Judit Oroszlán (née Bíró)1956er
Judit Oroszlán (née Bíró)
Judit Oroszlán (née Bíró) was born in 1925 in Békéscsaba, Hungary. She escaped Hungary twice - once after WWII and once after 1956. She lived in Austria with her family for two years but then they returned to Hungary in 1947 because they had hopes for a democratic, post-war Hungary. When the communist party came to power in 1948, her father, a lawyer and Notary Public in Békéscsaba, lost his job immediately. Judit managed to graduate from the university and took a job as a secretary at a foreign trading company.

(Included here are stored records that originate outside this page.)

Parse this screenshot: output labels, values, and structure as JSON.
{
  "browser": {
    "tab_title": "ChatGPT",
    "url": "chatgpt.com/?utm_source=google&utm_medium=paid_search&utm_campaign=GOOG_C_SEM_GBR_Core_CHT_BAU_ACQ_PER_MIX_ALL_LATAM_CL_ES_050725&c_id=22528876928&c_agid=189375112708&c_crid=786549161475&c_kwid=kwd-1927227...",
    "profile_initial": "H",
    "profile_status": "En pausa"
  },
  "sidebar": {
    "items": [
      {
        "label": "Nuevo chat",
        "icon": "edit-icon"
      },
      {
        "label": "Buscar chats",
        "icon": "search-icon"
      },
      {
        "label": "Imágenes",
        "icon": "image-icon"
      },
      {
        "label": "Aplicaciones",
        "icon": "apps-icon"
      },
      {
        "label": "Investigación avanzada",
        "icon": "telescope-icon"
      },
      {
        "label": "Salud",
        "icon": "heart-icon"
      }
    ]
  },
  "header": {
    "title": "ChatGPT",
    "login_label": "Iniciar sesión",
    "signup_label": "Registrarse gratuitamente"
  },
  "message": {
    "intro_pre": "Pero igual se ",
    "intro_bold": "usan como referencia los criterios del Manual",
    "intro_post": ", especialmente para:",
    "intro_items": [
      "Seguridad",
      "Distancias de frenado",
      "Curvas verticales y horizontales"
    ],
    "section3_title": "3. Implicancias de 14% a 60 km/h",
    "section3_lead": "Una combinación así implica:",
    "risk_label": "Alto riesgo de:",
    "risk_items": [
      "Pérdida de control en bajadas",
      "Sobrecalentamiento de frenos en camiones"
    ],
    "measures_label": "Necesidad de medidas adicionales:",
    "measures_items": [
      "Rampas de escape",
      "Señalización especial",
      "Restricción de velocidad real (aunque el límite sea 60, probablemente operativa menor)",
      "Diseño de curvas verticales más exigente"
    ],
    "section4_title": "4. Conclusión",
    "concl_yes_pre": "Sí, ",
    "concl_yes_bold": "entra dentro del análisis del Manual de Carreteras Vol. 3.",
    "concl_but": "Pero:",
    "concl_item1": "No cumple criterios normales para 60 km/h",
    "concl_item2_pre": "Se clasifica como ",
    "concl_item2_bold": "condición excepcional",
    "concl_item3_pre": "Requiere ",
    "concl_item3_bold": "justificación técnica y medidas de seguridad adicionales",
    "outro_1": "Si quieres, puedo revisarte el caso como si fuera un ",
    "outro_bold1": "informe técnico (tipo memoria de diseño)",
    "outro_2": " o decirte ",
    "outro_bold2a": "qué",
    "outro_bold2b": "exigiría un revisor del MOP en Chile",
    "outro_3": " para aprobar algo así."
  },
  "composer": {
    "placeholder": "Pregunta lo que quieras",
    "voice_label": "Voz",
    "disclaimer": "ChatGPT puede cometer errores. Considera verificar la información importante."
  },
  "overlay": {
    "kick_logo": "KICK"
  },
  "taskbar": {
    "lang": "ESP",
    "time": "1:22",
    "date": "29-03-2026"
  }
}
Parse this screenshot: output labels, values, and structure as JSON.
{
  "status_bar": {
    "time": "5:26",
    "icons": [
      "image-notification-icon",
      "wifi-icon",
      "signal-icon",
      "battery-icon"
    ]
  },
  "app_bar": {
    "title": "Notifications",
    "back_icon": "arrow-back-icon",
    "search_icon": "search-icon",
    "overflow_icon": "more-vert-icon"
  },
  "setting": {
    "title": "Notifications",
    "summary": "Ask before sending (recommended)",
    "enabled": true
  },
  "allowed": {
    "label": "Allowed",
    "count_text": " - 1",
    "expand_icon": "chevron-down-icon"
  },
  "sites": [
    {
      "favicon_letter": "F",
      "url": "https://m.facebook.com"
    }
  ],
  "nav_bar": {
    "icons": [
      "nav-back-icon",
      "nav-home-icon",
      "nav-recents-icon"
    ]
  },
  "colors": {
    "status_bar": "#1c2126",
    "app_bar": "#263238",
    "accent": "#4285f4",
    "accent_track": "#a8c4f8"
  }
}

She soon met her husband, a scientist, and they were married. He worked first for the Rockefeller Research Institute in Tihany, but then took a research position with the Hungarian Academy of Sciences, stationed at the university in Sopron, in Western Hungary. They had their first child in 1956, 6 months before the revolution broke out. During the revolution, the entire university of Sopron fled to Austria -hundreds of students and faculty - who were later invited to emigrate to Vancouver, Canada. Judit and her husband (Dr. István Oroszlán), who left with the university, were invited to Trenton, New Jersey by Judit’s uncle, who had emigrated after WWII (he was also a lawyer and notary public in Sopron). They arrived at Camp Kilmer in New Jersey, where Judit, who spoke fluent German and English, was a camp interpreter for a month before moving to Trenton with her family.
Her husband first went to Rutgers University to study English and then received a stipend to complete his PhD at Georgetown University in Washington, D.C. Judit worked at the Library of Congress with Elemár Bakó as there was a great need for Hungarian speakers at the time. She worked there until her retirement. Her husband later received a fellowship to the National Institutes of Health in Pharmacology where he received a patent for AIDS medication. He also worked in the Albert Einstein Institute.
István and Judit have two children, one daughter born in Hungary and a son born in Washington, D.C., and four grandchildren. They both speak Hungarian but were less involved in the Hungarian community than their parents, who were active in the Kossuth Club in D.C. At the time of the interview, Judit was 94 years-old and her husband, although still alive, was suffering from Alzheimer’s disease and could no longer be interviewed.